  7. This bothers me because ultimately these people do spoil it for the people who legitimately need service or emotional support animals and do follow all the rules and requirements for having one.

    Service dogs do get time off and need exercise. However, that doesn't mean that time off is unleashed in a public park. Their down time is structured under the same rules that apply to non-service dogs. If they aren't working, they are expected to follow the same rules as everyone else.

  8. I'm stunned you talked to the lady. I am so not that kind of person. Go you!

  9. Wow. It grates on me that some people really take advantage of their disability and think they and/or their dogs can get a free pass on everything. "We want to be treated equally, except we still want to be able to break the law and not be penalized" seems to be their motto.

  10. I'm not a total hard-ass about the leash thing. But if someone has their dog off-leash, it means they have that dog under total, 100% voice control. As good as Honey is, I would not make that claim for us.

    And no, a dog wandering on its own doesn't count.

  11. I imagine the rule is there for a reason, and if you don't want to comply I'm sure there are other places where dogs are allowed to run around off leash, I go to the dog park to run around leash free.

    I hope you're having a fun day,

    Your pal Snoopy :)

  12. Fortunately, the vast majority of service dogs and their humans DO comply with rules and laws. Most are well-trained and well-mannered and I have NEVER seen one allowed to run loose like this one. The sad fact is, people with medical issues who require a service dog often have to fight for their rights to take those dogs into business, etc. For all the work that has been done to help them, it only takes one totally irresponsible person to undo months and even years of progress. If I were you, I would have called animal control and/or the police and let THEM deal with this idiot.
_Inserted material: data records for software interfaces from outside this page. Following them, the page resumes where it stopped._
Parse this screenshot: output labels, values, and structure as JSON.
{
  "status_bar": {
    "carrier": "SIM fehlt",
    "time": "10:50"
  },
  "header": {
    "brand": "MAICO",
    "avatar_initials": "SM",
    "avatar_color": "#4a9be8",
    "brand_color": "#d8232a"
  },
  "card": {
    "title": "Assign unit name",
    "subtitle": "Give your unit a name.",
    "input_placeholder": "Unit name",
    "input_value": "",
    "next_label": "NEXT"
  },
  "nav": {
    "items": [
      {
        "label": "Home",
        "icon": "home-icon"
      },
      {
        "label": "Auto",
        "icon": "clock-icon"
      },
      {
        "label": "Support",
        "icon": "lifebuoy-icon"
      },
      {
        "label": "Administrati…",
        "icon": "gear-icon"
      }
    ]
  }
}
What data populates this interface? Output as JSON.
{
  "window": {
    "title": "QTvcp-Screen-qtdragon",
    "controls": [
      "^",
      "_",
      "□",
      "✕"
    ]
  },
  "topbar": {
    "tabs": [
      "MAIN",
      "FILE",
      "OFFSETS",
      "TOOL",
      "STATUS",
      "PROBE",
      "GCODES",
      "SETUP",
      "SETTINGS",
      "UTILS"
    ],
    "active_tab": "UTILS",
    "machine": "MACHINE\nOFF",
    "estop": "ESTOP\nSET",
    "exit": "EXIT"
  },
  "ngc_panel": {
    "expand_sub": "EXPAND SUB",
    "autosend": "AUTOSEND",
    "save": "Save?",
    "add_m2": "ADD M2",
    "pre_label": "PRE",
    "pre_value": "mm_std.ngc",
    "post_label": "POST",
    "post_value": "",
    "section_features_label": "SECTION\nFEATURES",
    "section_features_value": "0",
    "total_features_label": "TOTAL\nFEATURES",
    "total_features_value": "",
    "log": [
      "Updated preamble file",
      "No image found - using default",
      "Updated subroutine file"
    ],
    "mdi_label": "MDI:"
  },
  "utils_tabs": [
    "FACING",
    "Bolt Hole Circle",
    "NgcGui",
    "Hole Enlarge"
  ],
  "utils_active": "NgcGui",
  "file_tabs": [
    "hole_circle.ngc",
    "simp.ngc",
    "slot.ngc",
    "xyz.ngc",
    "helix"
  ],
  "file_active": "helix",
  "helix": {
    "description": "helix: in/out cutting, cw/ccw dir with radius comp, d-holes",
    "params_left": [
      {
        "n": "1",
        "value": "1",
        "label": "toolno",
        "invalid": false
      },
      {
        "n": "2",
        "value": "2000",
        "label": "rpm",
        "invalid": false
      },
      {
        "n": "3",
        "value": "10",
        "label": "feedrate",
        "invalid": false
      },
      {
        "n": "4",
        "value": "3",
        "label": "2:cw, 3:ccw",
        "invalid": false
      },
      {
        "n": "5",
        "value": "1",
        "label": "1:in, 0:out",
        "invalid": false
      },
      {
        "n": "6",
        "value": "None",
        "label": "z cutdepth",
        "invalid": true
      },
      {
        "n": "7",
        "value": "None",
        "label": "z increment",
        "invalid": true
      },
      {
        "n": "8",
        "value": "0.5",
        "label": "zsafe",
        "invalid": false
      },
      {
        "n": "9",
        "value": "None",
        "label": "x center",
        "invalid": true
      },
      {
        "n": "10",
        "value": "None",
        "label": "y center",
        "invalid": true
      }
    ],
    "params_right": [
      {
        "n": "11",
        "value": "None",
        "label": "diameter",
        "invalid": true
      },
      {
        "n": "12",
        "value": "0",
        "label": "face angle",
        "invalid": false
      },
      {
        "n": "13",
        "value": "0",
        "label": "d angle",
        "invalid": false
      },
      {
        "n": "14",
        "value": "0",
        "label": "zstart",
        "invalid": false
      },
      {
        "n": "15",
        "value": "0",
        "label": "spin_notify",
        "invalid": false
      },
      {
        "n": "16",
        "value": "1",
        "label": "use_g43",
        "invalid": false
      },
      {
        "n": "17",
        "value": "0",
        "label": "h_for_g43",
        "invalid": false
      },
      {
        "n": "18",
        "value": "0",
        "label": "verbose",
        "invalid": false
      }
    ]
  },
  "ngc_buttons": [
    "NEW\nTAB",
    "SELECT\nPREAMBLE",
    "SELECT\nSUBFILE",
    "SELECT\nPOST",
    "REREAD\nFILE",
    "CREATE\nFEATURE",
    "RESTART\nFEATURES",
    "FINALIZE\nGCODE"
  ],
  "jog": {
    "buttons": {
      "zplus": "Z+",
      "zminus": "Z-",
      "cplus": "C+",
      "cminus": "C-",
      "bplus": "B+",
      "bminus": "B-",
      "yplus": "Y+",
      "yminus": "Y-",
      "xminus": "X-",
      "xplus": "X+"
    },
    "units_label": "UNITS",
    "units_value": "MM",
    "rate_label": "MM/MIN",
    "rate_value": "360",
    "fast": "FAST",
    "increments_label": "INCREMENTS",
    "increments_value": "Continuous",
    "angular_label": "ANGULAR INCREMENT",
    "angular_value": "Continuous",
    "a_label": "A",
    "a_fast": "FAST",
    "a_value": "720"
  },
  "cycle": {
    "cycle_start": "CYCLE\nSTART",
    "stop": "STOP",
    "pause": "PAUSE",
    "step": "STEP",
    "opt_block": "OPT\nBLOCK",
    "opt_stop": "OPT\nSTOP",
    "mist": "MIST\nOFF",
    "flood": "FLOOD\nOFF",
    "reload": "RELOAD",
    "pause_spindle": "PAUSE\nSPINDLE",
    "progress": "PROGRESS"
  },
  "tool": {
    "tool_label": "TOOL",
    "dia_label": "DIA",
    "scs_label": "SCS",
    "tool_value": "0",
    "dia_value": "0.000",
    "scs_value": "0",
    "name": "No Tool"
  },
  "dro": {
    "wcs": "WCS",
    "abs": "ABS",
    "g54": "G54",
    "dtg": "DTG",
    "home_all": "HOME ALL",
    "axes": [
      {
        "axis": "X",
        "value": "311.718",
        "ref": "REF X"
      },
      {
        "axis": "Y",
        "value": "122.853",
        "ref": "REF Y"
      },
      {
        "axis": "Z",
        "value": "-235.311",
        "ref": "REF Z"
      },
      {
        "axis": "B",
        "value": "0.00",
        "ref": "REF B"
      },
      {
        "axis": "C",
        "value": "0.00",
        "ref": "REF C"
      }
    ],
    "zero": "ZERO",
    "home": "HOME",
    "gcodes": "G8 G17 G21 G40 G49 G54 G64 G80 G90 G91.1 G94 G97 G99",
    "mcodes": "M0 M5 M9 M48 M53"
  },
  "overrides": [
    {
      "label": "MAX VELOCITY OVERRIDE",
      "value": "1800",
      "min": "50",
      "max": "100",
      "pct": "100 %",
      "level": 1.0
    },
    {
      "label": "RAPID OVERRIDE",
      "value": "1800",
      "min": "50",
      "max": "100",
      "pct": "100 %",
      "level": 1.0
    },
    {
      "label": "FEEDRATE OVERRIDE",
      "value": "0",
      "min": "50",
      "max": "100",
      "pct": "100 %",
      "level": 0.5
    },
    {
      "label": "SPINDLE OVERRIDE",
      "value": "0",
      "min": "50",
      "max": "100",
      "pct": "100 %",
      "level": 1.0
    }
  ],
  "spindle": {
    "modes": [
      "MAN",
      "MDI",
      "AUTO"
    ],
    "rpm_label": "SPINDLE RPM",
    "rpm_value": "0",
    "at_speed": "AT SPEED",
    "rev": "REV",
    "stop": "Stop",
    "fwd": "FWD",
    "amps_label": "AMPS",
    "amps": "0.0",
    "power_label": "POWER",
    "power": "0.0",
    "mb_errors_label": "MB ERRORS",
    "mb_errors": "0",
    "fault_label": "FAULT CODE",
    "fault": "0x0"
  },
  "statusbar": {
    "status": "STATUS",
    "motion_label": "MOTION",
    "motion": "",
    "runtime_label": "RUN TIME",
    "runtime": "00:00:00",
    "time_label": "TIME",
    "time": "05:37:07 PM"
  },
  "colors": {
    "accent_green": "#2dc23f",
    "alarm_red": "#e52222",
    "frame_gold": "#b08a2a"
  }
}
I pray they come to their senses and take better care of their service dog before he gets hit by a car or has something else happen to him.